Lot 42
  • 42

Théodore Jacques Ralli

40,000 - 50,000 GBP
bidding is closed


  • Théodore Jacques Ralli
  • The Offering
  • signed Ralli (lower left)
  • oil on canvas
  • 55 by 47cm., 21½ by 18½in.


Vassilis Korkolopoulos
Private collection, Greece


Giannoula Kaplanis, Tobacco Boxes from the V. Korkolopoulos Collection, Athens, 2004, illustrated on the cover
Maria Katsanaki, Le Peintre Théodore Ralli (1852-1909) et son oeuvre, Doctoral Thesis, Paris, 2007, vol. I, p. 291, mentioned; vol. II, p. 562, no. 366, catalogued & illustrated; vol. III, fig. 99, illustrated

Catalogue Note

The present work is indeed one of Ralli's most erotically charged works. Sitting languidly on a throne is a young girl, entirely naked. The incense burning to the left has induced her into a deep sleep, as petals drop to the floor from her open hands. While contemplating this work one cannot disregard the ambiguity of the title and ask oneself what is the offering, whether the flowers, brought to the altar by the young girl, or the girl herself, offering her body to the divinity in a moment of ecstasy.
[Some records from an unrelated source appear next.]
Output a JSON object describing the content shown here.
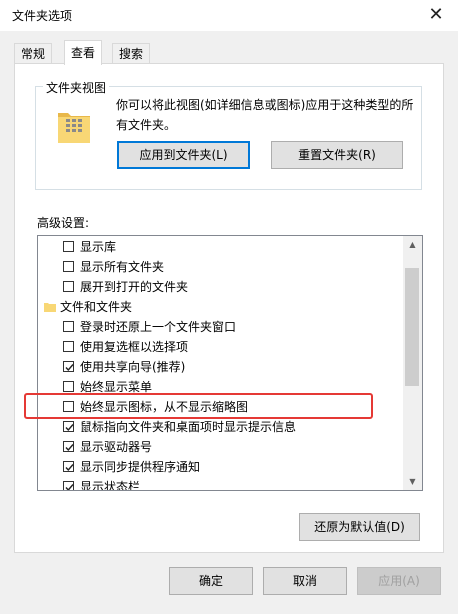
{
  "window": {
    "title": "文件夹选项",
    "close_glyph": "✕"
  },
  "tabs": [
    {
      "label": "常规"
    },
    {
      "label": "查看"
    },
    {
      "label": "搜索"
    }
  ],
  "folder_view": {
    "group_label": "文件夹视图",
    "description": "你可以将此视图(如详细信息或图标)应用于这种类型的所有文件夹。",
    "apply_button": "应用到文件夹(L)",
    "reset_button": "重置文件夹(R)",
    "icon": "folder-icon"
  },
  "advanced": {
    "label": "高级设置:",
    "items": [
      {
        "label": "显示库",
        "checked": false,
        "type": "checkbox"
      },
      {
        "label": "显示所有文件夹",
        "checked": false,
        "type": "checkbox"
      },
      {
        "label": "展开到打开的文件夹",
        "checked": false,
        "type": "checkbox"
      },
      {
        "label": "文件和文件夹",
        "type": "category"
      },
      {
        "label": "登录时还原上一个文件夹窗口",
        "checked": false,
        "type": "checkbox"
      },
      {
        "label": "使用复选框以选择项",
        "checked": false,
        "type": "checkbox"
      },
      {
        "label": "使用共享向导(推荐)",
        "checked": true,
        "type": "checkbox"
      },
      {
        "label": "始终显示菜单",
        "checked": false,
        "type": "checkbox"
      },
      {
        "label": "始终显示图标，从不显示缩略图",
        "checked": false,
        "type": "checkbox"
      },
      {
        "label": "鼠标指向文件夹和桌面项时显示提示信息",
        "checked": true,
        "type": "checkbox"
      },
      {
        "label": "显示驱动器号",
        "checked": true,
        "type": "checkbox"
      },
      {
        "label": "显示同步提供程序通知",
        "checked": true,
        "type": "checkbox"
      },
      {
        "label": "显示状态栏",
        "checked": true,
        "type": "checkbox"
      }
    ],
    "restore_button": "还原为默认值(D)",
    "scroll_up": "▲",
    "scroll_down": "▼"
  },
  "footer": {
    "ok": "确定",
    "cancel": "取消",
    "apply": "应用(A)"
  },
  "colors": {
    "highlight": "#e53935",
    "focus": "#0078d7",
    "folder": "#f8d775"
  }
}
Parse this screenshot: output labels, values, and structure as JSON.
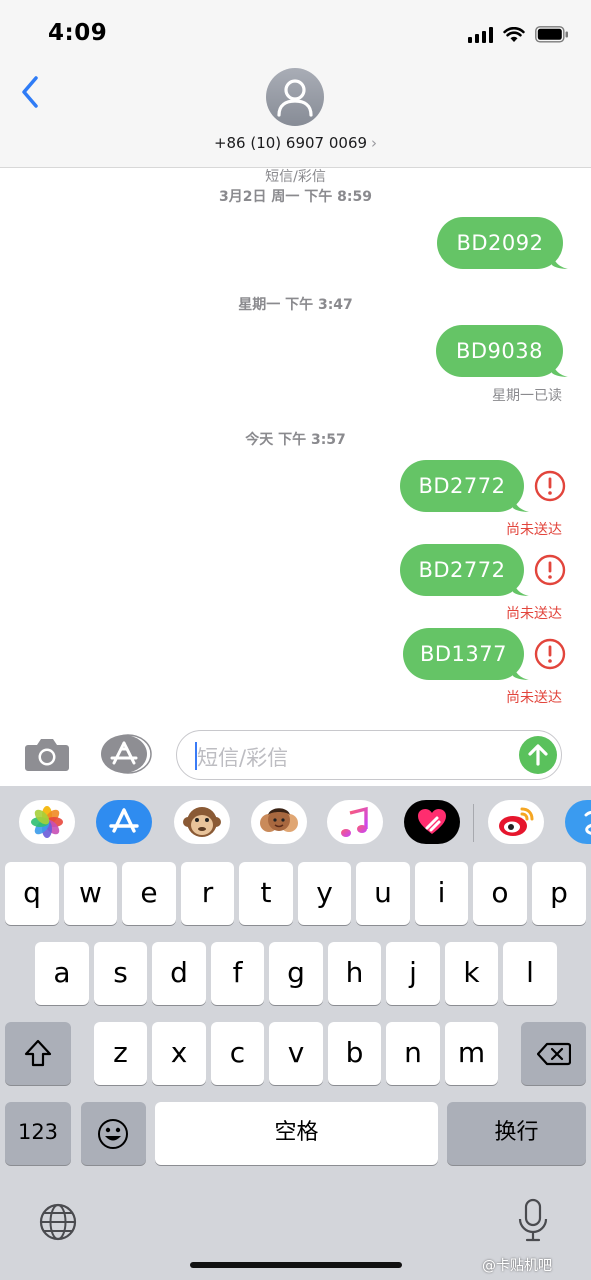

Whatever the meaning, this ambiguity certainly adds a layer of sensuality to this intriguing and beautiful work.  

Born in Constantinople, Ralli pursued a thoroughly international career. While Paris became his home early on, throughout his life he travelled frequently to Greece and the Middle East, often spending the winter months in Cairo. From the 1870s he trained alongside other foreign painters in the studio of leading pompier painter Jean-Léon Gérôme, whose legendary draughtsmanship and photographic finish provided a model of perfection Ralli emulated with great success.

Ethnographic precision and exactitude were Ralli's guiding principles, yet his compositions are enhanced by a fine sense of narrative and a delight in the exotic. Like Gérôme he returned time and again to scenes from the hammam, whose voyeuristic associations assured strong commercial appeal. As Maria Katsanaki noted, 'Ralli showed a special preference for the moments of relaxation and enjoyment which followed the ritual of bathing. In these scenes he depicts his models with luminous velvet skin lying about languidly, towelling themselves gracefully or stretching coquettishly'('Images of the Orient in Greek Painting' in Marina Lambraki-Plaka ed., Four Centuries of Greek Painting, Athens, 1999, p. 95).